They built a replica, a real-sized long-ship for Vikings battles that we had and there are a lot of great battle sequences."
Another project we can look forward to is his "Glory Glory" (working title) which opens in London, July 15th.
But Paul Johansson is not just an accomplished athlete and actor, he also writes and directs. "I'll be doing something in the fall which is something I've written.
and I have to be honest - I know this might be disappointing to some people, but I think that, the writing/directing side of my life is much more fulfilling. There's a lot
more freedom. You wouldn't think so, but as an actor, you show up and somebody's designed your look and told you predominantly what type of scenario you're going to be
playing.
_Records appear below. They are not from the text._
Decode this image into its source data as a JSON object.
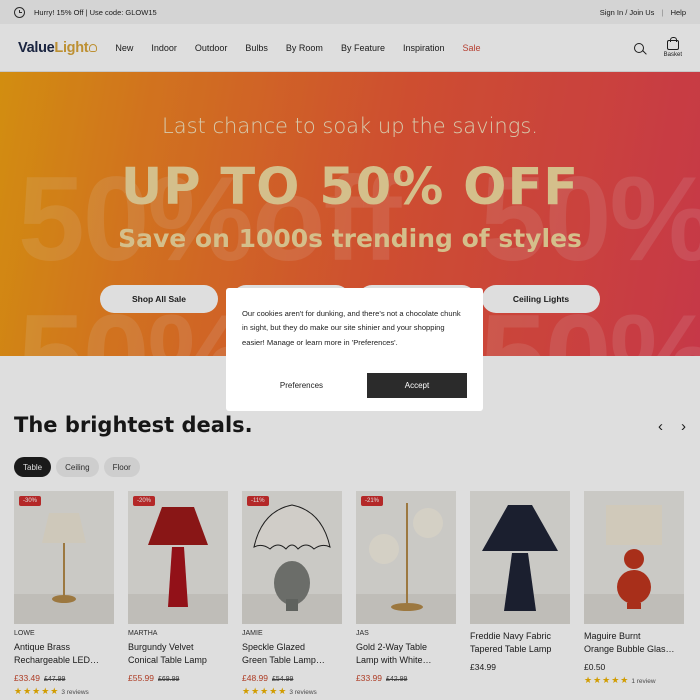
{
  "promo": {
    "message": "Hurry! 15% Off | Use code: GLOW15",
    "sign_in": "Sign In",
    "join_us": "Join Us",
    "help": "Help"
  },
  "header": {
    "logo_part1": "Value",
    "logo_part2": "Light",
    "nav": [
      "New",
      "Indoor",
      "Outdoor",
      "Bulbs",
      "By Room",
      "By Feature",
      "Inspiration",
      "Sale"
    ],
    "basket_label": "Basket"
  },
  "hero": {
    "subtitle": "Last chance to soak up the savings.",
    "headline": "UP TO 50% OFF",
    "tagline": "Save on 1000s trending of styles",
    "bg_text": "50%off",
    "buttons": [
      "Shop All Sale",
      "",
      "",
      "Ceiling Lights"
    ]
  },
  "deals": {
    "title": "The brightest deals.",
    "prev_arrow": "‹",
    "next_arrow": "›",
    "tabs": [
      "Table",
      "Ceiling",
      "Floor"
    ],
    "products": [
      {
        "badge": "-30%",
        "brand": "LOWE",
        "name1": "Antique Brass",
        "name2": "Rechargeable LED…",
        "price": "£33.49",
        "was": "£47.99",
        "stars": "★★★★★",
        "reviews": "3 reviews"
      },
      {
        "badge": "-20%",
        "brand": "MARTHA",
        "name1": "Burgundy Velvet",
        "name2": "Conical Table Lamp",
        "price": "£55.99",
        "was": "£69.99",
        "stars": "",
        "reviews": ""
      },
      {
        "badge": "-11%",
        "brand": "JAMIE",
        "name1": "Speckle Glazed",
        "name2": "Green Table Lamp…",
        "price": "£48.99",
        "was": "£54.99",
        "stars": "★★★★★",
        "reviews": "3 reviews"
      },
      {
        "badge": "-21%",
        "brand": "JAS",
        "name1": "Gold 2-Way Table",
        "name2": "Lamp with White…",
        "price": "£33.99",
        "was": "£42.99",
        "stars": "",
        "reviews": ""
      },
      {
        "badge": "",
        "brand": "",
        "name1": "Freddie Navy Fabric",
        "name2": "Tapered Table Lamp",
        "price": "£34.99",
        "was": "",
        "stars": "",
        "reviews": ""
      },
      {
        "badge": "",
        "brand": "",
        "name1": "Maguire Burnt",
        "name2": "Orange Bubble Glas…",
        "price": "£0.50",
        "was": "",
        "stars": "★★★★★",
        "reviews": "1 review"
      }
    ]
  },
  "cookie": {
    "text": "Our cookies aren't for dunking, and there's not a chocolate chunk in sight, but they do make our site shinier and your shopping easier! Manage or learn more in 'Preferences'.",
    "preferences": "Preferences",
    "accept": "Accept"
  }
}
They've given you your words. You work out with the director what you're going to be doing in terms of blocking in the shot and so the only freedom you have is in
the moment when you're acting and then, your emotions are your own and you can either manipulate them or let them happen as you see fit - as the characters wants and needs
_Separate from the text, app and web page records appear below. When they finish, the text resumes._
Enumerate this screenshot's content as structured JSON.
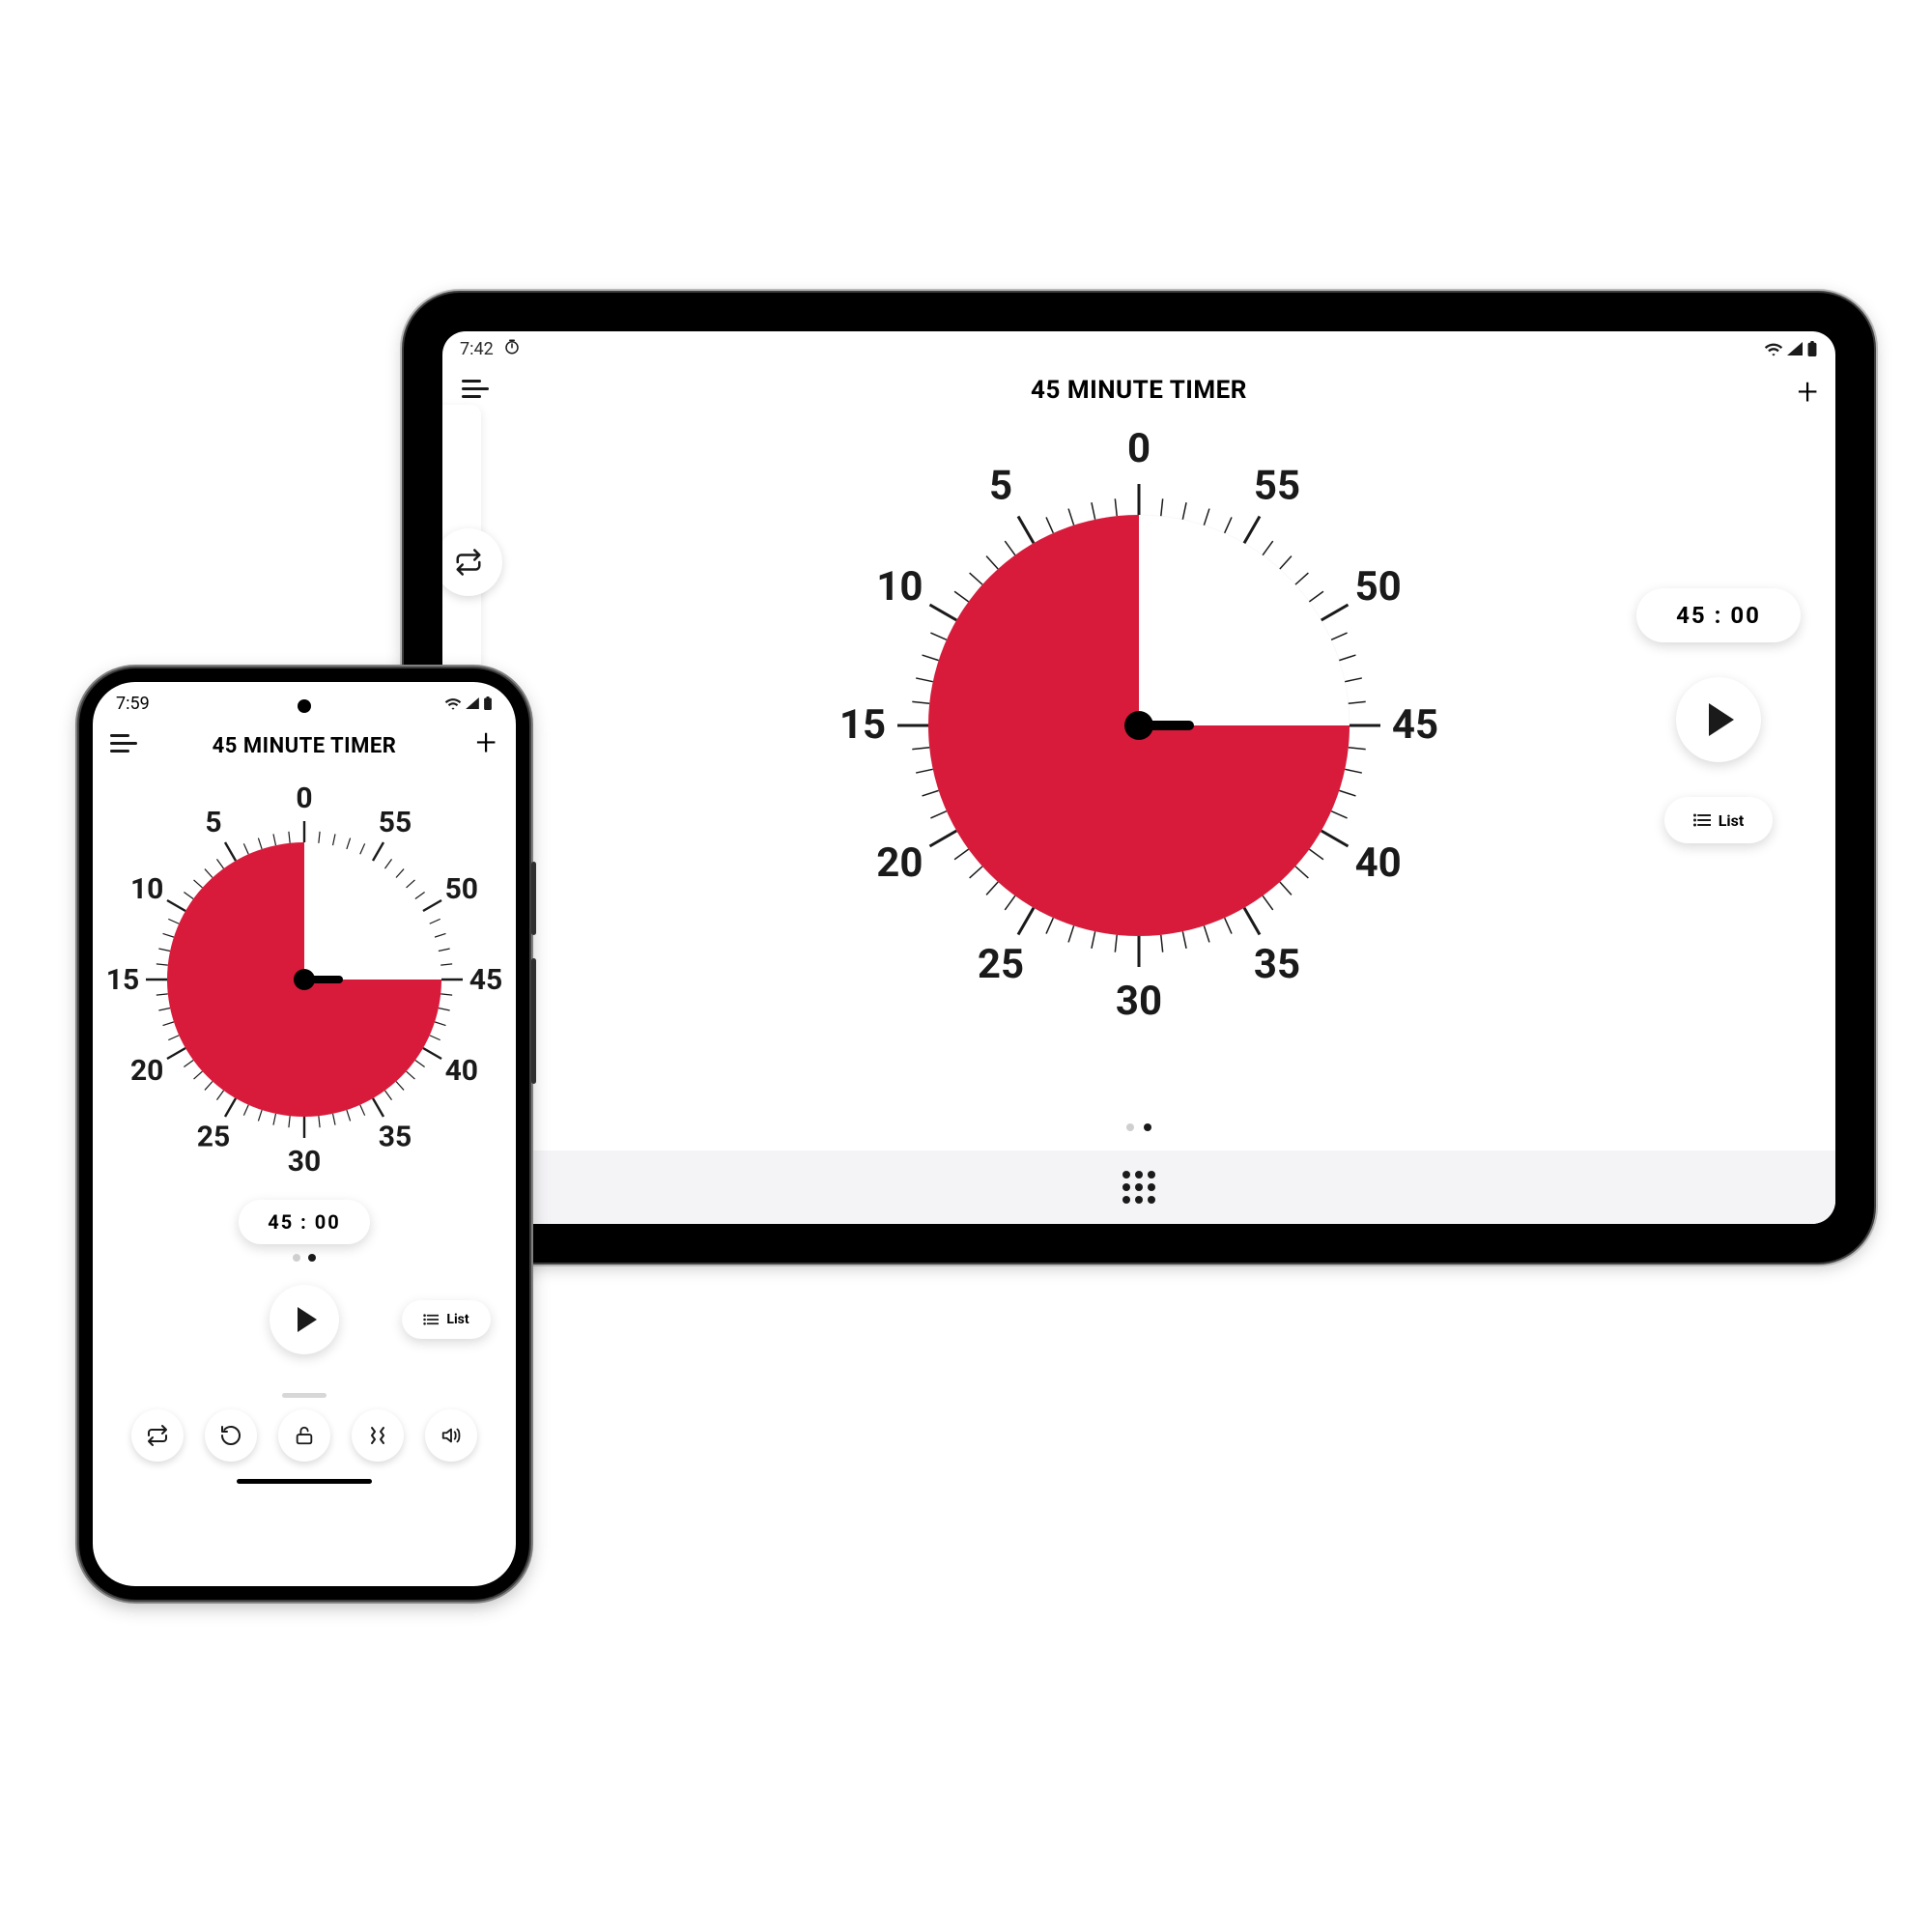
{
  "tablet": {
    "status": {
      "time": "7:42",
      "wifi": true,
      "signal": true,
      "battery": true,
      "app_icon": "timer-icon"
    },
    "title": "45 MINUTE TIMER",
    "time_display": "45 : 00",
    "list_label": "List",
    "dial": {
      "max": 60,
      "value": 45,
      "labels": [
        "0",
        "55",
        "50",
        "45",
        "40",
        "35",
        "30",
        "25",
        "20",
        "15",
        "10",
        "5"
      ],
      "fill_color": "#d81b3a",
      "start_angle": 0,
      "end_angle": 270
    },
    "actions": {
      "menu": "menu",
      "add": "+",
      "play": "play",
      "repeat": "repeat",
      "apps": "apps"
    },
    "page_dot_active": 1,
    "page_dot_count": 2
  },
  "phone": {
    "status": {
      "time": "7:59",
      "wifi": true,
      "signal": true,
      "battery": true
    },
    "title": "45 MINUTE TIMER",
    "time_display": "45 : 00",
    "list_label": "List",
    "dial": {
      "max": 60,
      "value": 45,
      "labels": [
        "0",
        "55",
        "50",
        "45",
        "40",
        "35",
        "30",
        "25",
        "20",
        "15",
        "10",
        "5"
      ],
      "fill_color": "#d81b3a",
      "start_angle": 0,
      "end_angle": 270
    },
    "toolbar": [
      "repeat",
      "restart",
      "lock",
      "vibrate",
      "sound"
    ],
    "actions": {
      "menu": "menu",
      "add": "+",
      "play": "play"
    },
    "page_dot_active": 1,
    "page_dot_count": 2
  },
  "colors": {
    "accent": "#d81b3a",
    "ink": "#1a1a1a"
  }
}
sort of preclude you to accepting. So there's not that much freedom in acting. It's not that fulfilling. What is fulfilling is when you are - as they say, a very common
phrase in writing, "The God of your Universe" and as The God of your Universe, you get to determine people's fates and what realm you're going to write in, what
genre you're going to write in, how people sound, where they walk, what room they're in, what country they're in, what era they're in, you know, and when you direct it, you
have this incredible opportunity to convey this message to your keys, which are your Director of Photography, your actors, the wardrobe designer and set designer. Your
vision becomes materialized that moment when you first call action and people are saying your words - its stunning and humbling because you've, transformed into this new
world, this new realm of the creative process which is unbelievably rewarding. That's something that's difficult - once you've had that experience; to walk away from. You
want more and more."
So where does Paul Johansson see his future going? "Oh, I would never presume to have any privilege to knowing the future. I will tell you that I am a very
practical person and I'm certainly not one to just allow his fate to be determined by the Muses. I'm somebody who's going to be actively involved in where I'm going or not,
you know. It's going to be in my hands or it's probably not going to happen. I'm a self-determination person."
And Paul has a great philosophy about life. "I've always felt that you kind of write your own script as you go through life, by the things you do and don't do.
They're both just as important. In theory I'm aggressive. I aggressive in my career and I think its, uh, the only way to have any type of staying power in an industry that
is very unforgiving."
It is very clear the Paul Johansson has firmly taken up the reins of his life direction and is sailing into his future, calmly excepting the rough waters that may come,
but confident that both he and his future are in very good hands.
To learn more about Paul and his life, his work and his projects go to his official website at Paul Johansson Online.